The challenge we have today is the ability of mankind to count, but on a very different level than the one I mentioned in my opening paragraphs. It is known as putting two and two together.
Who could put two and two together? I give you a few examples – the three examples of excellence beyond our normal train of thought – and the first one inspired by God.
August Kekulé
The new understanding of benzene, and hence of all aromatic compounds, proved to be so important for both pure and applied chemistry after 1865 that in 1890 the German Chemical Society organized an elaborate appreciation in Kekulé's honor, celebrating the twenty-fifth anniversary of his first benzene paper. Here Kekulé spoke of the creation of the theory. He said that he had discovered the ring shape of the benzene molecule after having a reverie or day-dream of a snake seizing its own tail This vision, he said, came to him after years of studying the nature of carbon-carbon bonds.

Eratosthenes (276-195 B.C).
He was the Chief Librarian at the Library of Alexandria. One day he read in one of the parchments the simple remark that at local noon on the summer solstice in Syene, the columns made no shadow. Just that … short and simple. Most of us would have glanced over it and gone on to something more trivial or complex.
He argued that if the columns in Alexandria at that exact time also made no shadows, then the earth would be flat, otherwise the earth would be round. On that certain day, he observed that the columns in Alexandria did make shadows. He hired a person to measure the distances between the two towns with a stade, and with the result he calculated the circumference of the earth which was only about 10% in error. Remarkable!
Isaac Newton.
He discovered the Laws of Gravity by putting two and two together. At the time Johannes Kepler was working on the movements of the planets and formulated his three Laws of Planetary Motion, which are still valid today. However, he did not know why those orbits were ellipses.
On the other side of the Channel in England, John Flamsteed was Astronomer Royal and had the most accurate and elaborate catalogue of 3000 stars, but he did not know what to do with it.
Newton read the article by Kepler, got the catalogue from John Flamsteed (after a fight) and formulated the Laws of Gravity, which are still valid today. Remarkable!
Edwin Hubble.
Edwin Hubble was working on the expansion, contraction and size of the Universe. He knew about Doppler who formulated the theory of the frequency shift of sound waves relative to moving objects.
He argued that the same frequency shift should be observable in light waves. Finding its manifestation in the colour of stars, he calculated the size of the known Universe. WE do not know how accurate that is. Remarkable!
You and I can also apply our mind and put two and two together in a new game of Hide and Seek which transcends the short sightedness of scientists.
For a mere mortal like me, and a very ignorant one at that, I can make no other rational deductions than God had created Himself. It is therefore with humility and wonder that I composed this Ode to God:

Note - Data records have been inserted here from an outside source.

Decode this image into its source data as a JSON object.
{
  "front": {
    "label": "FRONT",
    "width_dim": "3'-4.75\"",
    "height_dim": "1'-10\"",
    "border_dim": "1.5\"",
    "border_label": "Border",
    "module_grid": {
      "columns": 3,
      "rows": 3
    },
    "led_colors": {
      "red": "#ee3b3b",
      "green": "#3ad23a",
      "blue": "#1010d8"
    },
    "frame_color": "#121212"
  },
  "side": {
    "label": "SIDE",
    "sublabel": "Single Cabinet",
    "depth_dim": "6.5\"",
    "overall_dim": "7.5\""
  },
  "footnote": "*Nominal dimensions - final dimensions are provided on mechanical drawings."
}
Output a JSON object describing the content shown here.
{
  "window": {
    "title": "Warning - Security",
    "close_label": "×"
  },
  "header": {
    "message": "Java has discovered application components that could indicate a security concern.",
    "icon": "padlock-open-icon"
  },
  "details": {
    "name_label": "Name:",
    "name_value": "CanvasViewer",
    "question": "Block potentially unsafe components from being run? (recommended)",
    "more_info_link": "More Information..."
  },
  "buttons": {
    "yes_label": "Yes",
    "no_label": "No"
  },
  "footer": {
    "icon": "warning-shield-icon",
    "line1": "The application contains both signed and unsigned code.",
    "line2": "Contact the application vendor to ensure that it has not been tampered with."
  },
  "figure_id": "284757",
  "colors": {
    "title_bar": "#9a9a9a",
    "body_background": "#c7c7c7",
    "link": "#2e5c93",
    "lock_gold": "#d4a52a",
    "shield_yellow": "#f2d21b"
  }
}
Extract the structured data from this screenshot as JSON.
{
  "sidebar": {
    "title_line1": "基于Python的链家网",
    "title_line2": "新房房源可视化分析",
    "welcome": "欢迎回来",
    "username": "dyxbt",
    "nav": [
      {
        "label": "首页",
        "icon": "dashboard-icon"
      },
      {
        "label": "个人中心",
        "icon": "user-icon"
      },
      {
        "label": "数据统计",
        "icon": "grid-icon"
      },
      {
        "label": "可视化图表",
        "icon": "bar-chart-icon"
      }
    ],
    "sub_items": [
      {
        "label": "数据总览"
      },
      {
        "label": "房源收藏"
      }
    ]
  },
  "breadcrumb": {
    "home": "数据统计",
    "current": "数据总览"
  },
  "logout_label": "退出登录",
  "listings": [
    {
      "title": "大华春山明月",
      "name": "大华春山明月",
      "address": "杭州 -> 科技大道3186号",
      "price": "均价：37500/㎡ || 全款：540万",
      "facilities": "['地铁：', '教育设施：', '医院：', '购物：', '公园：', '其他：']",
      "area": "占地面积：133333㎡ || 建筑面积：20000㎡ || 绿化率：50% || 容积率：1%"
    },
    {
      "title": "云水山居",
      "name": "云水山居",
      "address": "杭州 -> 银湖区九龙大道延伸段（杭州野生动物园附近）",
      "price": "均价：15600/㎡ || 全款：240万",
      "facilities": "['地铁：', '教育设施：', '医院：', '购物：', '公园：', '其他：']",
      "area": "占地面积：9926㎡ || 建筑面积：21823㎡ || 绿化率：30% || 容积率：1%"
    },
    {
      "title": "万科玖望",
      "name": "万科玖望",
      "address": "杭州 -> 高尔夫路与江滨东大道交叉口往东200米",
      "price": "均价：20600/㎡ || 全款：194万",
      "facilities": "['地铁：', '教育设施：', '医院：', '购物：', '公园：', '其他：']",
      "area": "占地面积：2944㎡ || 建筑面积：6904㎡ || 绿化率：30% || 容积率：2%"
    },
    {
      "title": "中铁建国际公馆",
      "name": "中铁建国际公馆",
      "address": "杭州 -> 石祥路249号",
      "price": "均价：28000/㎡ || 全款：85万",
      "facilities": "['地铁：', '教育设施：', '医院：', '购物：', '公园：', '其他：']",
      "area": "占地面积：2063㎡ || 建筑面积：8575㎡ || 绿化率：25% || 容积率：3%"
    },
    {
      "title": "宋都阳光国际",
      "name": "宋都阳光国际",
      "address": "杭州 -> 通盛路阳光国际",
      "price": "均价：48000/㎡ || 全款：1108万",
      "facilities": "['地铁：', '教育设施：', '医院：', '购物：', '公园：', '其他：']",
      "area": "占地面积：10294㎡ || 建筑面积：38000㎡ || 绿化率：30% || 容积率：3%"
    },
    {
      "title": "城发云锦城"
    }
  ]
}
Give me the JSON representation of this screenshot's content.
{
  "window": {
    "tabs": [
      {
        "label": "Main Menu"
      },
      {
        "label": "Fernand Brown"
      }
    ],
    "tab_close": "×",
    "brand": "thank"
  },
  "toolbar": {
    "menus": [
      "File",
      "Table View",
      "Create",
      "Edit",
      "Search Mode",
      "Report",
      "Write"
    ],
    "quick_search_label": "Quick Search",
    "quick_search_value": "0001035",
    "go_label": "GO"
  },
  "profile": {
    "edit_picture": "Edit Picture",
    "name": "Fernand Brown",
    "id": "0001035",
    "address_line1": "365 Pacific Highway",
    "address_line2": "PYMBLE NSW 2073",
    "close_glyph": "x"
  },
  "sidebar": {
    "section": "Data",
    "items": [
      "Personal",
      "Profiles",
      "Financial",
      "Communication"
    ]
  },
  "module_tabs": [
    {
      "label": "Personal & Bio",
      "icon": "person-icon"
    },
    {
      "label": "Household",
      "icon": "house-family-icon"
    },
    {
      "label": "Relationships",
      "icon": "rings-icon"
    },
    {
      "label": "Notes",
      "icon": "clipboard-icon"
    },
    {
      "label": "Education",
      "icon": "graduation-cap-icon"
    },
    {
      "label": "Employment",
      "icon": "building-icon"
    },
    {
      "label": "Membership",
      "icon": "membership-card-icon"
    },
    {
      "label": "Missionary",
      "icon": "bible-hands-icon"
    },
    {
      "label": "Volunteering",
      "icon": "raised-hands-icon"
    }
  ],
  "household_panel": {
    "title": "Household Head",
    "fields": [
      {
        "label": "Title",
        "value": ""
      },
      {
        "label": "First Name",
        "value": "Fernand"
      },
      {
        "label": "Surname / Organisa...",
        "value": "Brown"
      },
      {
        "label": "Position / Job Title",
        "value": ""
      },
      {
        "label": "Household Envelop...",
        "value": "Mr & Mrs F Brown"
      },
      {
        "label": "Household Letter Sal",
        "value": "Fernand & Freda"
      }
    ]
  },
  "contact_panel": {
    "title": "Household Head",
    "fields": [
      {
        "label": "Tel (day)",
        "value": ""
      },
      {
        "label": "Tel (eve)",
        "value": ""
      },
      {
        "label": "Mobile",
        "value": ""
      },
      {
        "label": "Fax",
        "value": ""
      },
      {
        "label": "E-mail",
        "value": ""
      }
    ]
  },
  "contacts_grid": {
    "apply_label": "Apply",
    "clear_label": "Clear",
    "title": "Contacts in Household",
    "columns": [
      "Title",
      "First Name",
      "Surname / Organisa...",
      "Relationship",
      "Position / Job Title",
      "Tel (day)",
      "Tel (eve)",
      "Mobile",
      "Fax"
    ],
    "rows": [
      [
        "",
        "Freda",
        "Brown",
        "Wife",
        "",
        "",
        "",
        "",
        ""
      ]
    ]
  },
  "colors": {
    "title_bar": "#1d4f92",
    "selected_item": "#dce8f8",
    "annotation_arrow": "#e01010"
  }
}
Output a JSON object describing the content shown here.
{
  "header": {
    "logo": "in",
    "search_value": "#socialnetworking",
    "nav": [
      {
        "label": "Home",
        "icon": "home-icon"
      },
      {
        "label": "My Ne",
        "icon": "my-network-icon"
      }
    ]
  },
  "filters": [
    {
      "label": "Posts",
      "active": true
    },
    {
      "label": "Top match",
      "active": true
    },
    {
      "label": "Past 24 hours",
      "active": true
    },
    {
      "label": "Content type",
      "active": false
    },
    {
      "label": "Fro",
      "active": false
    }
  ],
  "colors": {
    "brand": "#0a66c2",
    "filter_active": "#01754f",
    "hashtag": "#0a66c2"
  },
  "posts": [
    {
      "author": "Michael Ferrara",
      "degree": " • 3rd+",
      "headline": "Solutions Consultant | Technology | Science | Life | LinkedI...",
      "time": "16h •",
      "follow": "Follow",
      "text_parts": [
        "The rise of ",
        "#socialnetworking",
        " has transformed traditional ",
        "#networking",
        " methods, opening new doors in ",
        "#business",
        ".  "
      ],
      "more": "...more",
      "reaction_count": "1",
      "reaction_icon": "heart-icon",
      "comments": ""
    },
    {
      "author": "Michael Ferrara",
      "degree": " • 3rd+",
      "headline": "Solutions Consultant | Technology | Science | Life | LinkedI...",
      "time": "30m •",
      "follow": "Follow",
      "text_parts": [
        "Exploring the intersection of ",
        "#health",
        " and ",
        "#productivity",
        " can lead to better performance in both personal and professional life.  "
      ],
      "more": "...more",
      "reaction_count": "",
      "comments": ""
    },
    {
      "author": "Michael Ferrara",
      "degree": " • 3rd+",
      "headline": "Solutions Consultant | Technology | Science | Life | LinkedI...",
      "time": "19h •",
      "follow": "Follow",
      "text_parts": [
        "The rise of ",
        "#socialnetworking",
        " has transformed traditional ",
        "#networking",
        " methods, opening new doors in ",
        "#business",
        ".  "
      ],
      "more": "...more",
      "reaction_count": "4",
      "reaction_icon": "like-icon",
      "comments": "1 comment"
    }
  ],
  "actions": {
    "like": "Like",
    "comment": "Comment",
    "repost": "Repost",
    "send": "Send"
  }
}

O, wondrous God, what happened on the instant you made yourself?
There were no mountains to tremble or thunders to rejoice,
There was no human or angel to bow before and adore you,
Yet the greatest miracle of all was born without a sigh.
Where did you get your raw materials from and on which blue print did you work?
Where did you suffer pain and grief to become so deeply human and compassionate?
Through which fire did you go to temper your love and mercy?
Where did sin try to attach itself to you, that you learned the art of forgiveness?
In which caverns were you born, in the absence of a manger?
And who burned sweet incense to you in adoration? 
Did you think of Adam then already, and was your desire for a friend so great?
That you risked the fall of your Kingdom for the sake of man.
Which darkness and voids did you meet when you opened your eyes?
And did your light illuminate the deepest chasms ever found?
Did the forces of nature combine in your being, with the beauty that they bring?
Or were they nestled in your being waiting for their birth?